The HERITAGE team presented results from a central strip through the LMC that was observed as part of the Science Demonstration phase – one of the central results to emerge from this is the need for refinement of standard dust models when applied to environments such as the LMC. The harsh radiation environment, plus comparative lack of dust in the LMC leaves traditional dust models predicted too much dust – a different approach, based on modelling with amorphous carbon seems allow better constraints on the overall spectral energy distribution, especially as we move to longer wavelengths – too much dust can lead to an over-estimate of the amount of very, very cold dust (temperatures ~ 5-10 K!). There’s also tantalising hints of an over-abundance of polycyclic aromatic hydrocarbons (PAHs – basically soot, or the stuff burnt on an overdone hamburger) co-incident with the stellar bar in the LMC – for more details, sadly, I’ll have to talk to the presenter…

HIFI wakes from its slumber

December 8, 2009

Some excellent news to report – the HIFI instrument on Herschel (the high resolution spectrometer) has been successfully switched on after lying dormant for 4 months, after suffering an unwanted voltage peak in the electronic system of HIFI, which in August led to a faulty diode in a DC/DC convertor.

After several months of troubleshooting and the development of a new operating procedure to prevent a similar occurence, HIFI was commanded to switch on using its redundant electronics chain on Sunday, followed by an upload of revised software and a “Short Functional Test” – a complete HIFI health check. All were carried out successfully.
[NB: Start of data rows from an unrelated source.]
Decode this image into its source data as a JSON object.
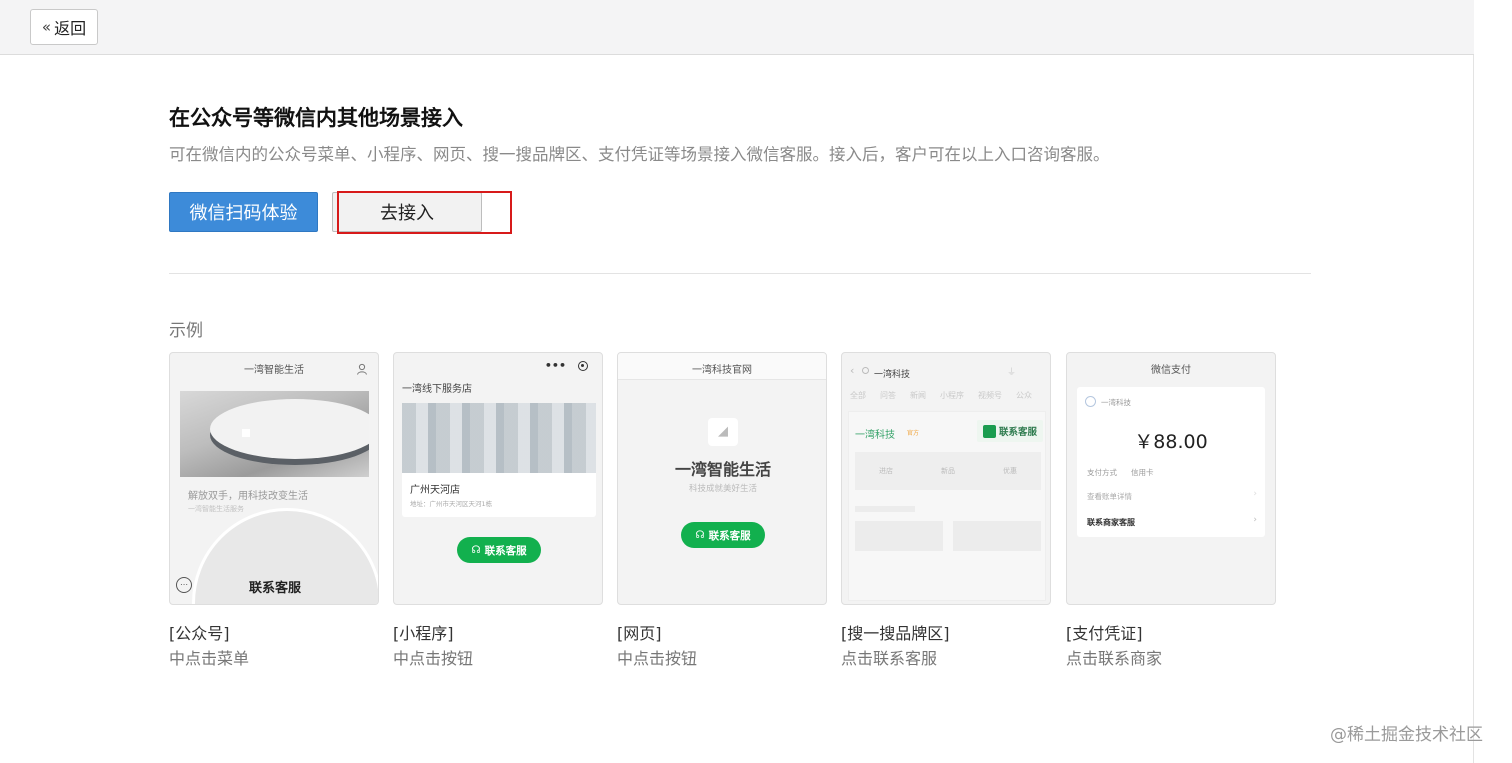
{
  "topbar": {
    "back_label": "返回",
    "back_icon": "double-chevron-left-icon"
  },
  "main": {
    "heading": "在公众号等微信内其他场景接入",
    "description": "可在微信内的公众号菜单、小程序、网页、搜一搜品牌区、支付凭证等场景接入微信客服。接入后，客户可在以上入口咨询客服。",
    "scan_button": "微信扫码体验",
    "go_button": "去接入",
    "example_label": "示例"
  },
  "cards": [
    {
      "title": "一湾智能生活",
      "banner_text": "解放双手，用科技改变生活",
      "banner_sub": "一湾智能生活服务",
      "menu_label": "联系客服",
      "caption1": "[公众号]",
      "caption2": "中点击菜单"
    },
    {
      "title": "一湾线下服务店",
      "store_name": "广州天河店",
      "store_addr": "地址：广州市天河区天河1栋",
      "button": "联系客服",
      "caption1": "[小程序]",
      "caption2": "中点击按钮"
    },
    {
      "title": "一湾科技官网",
      "hero": "一湾智能生活",
      "hero_sub": "科技成就美好生活",
      "button": "联系客服",
      "caption1": "[网页]",
      "caption2": "中点击按钮"
    },
    {
      "title": "一湾科技",
      "tabs": [
        "全部",
        "问答",
        "新闻",
        "小程序",
        "视频号",
        "公众"
      ],
      "brand": "一湾科技",
      "brand_badge": "官方",
      "button": "联系客服",
      "icons": [
        "进店",
        "新品",
        "优惠"
      ],
      "caption1": "[搜一搜品牌区]",
      "caption2": "点击联系客服"
    },
    {
      "title": "微信支付",
      "merchant": "一湾科技",
      "amount": "￥88.00",
      "pay_method_label": "支付方式",
      "pay_method_value": "信用卡",
      "order_detail": "查看账单详情",
      "contact": "联系商家客服",
      "caption1": "[支付凭证]",
      "caption2": "点击联系商家"
    }
  ],
  "watermark": "@稀土掘金技术社区",
  "colors": {
    "primary": "#3d8bd9",
    "highlight": "#d71a1a",
    "wechat_green": "#12b04e"
  }
}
The next step in HIFI’s rehab comes in the new year – the instrument was only starting its performance verification effort, so an an intense post-Christmas re-commissioning and calibration campaign is required to bring HIFI back up to speed and ready to use for regular observing as per SPIRE and PACS.

Latest updates – and cryocover opening!
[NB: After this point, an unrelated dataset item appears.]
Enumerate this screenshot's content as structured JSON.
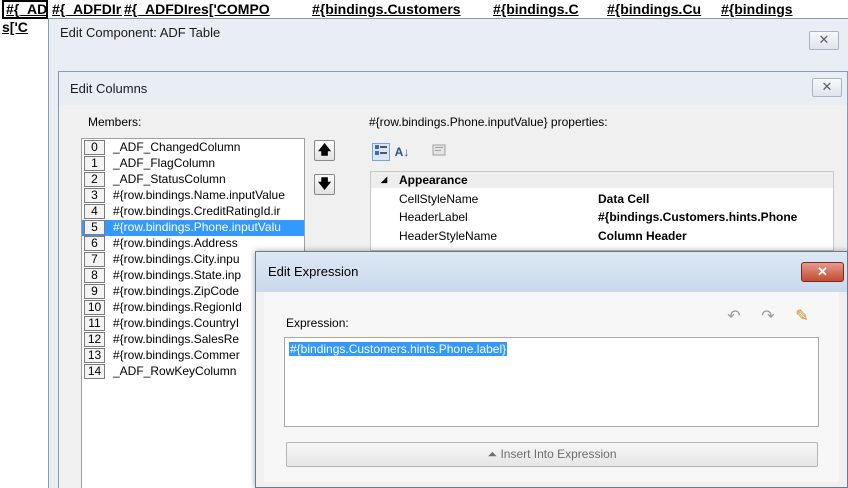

June 10, 2009

At 00hrs UT, Herschel was 1.415 million kilometres from Earth and receding at 192m/s (691km/h). Signals now take 4.5s to reach it. In terms of position in the sky, it is about 6 degrees north of the magnitude 4.6 star, 20 Ophiuchi.

You can generate up to date ephemerises at the JPL Horizons web site.

Herschel is in good shape, with its cooler reaching a temperature of 287mK when it is re-cycled. It will get even colder as we approach operational temperature. The next big event is the cryostat lid in a few days – the Herschel UK outreach site gives a nice overview of the timelines for commissioning phase, plus a nice video of the lid release mechanism at work.

Digg This


June 2, 2009

An EuroNews report on the European Space Astronomy Center – ESAC – the home of the Herschel Science Center.

SPIRE’s first spectrum….

June 2, 2009

The first interferogram the the SPIRE SMEC Fourier Transform Spectrometer. Although it is of the cryostat lid, it shows how well the SPIRE spectrometer is performing in its first tests in space. Exciting stuff!

Digg This

Some video goodies/update

June 2, 2009

Herschel is now over 1.2 million km from Earth and receding at 0.32km/s. Signals now take 4.0 seconds to reach the spacecraft. The spacecraft – from the point of view of an observer on Earth – is located in the constellation of Ophiuchus, and was imaged last night by Peter Birtwhistle (West Berkshire, UK) using a 16″ Meade Schmitt-Cassegrain and by the Catalina Sky Survey at a visual magnitude of 17.8. Amazing stuff that amateur (especially) astronomers can routinely image such faint objects, alongside their professional counterparts! Well done to both.

‘First light’ – after we have removed the cryocover and when we observe our first object – is scheduled for June 14th, so busy (and scary) times lie ahead of us! PACS testing seems to have gone well too – congrats to the PACS team!

Antonio Villacorta of the HSC has produced a nice Herschel video.

Herschel also gets a mention in the ‘Teapots From Space’ video podcast.

And finally, an animated image of the Ariane upper stage, 850,000 km from Earth (as imaged from Spain).

SPIRE successfully switched on!!

May 19, 2009

Having been given the opportunity to switch on ahead of schedule, the SPIRE team at MOC successfully switched on the instrument at 11:39 UT. Data is flowing, everything looks good!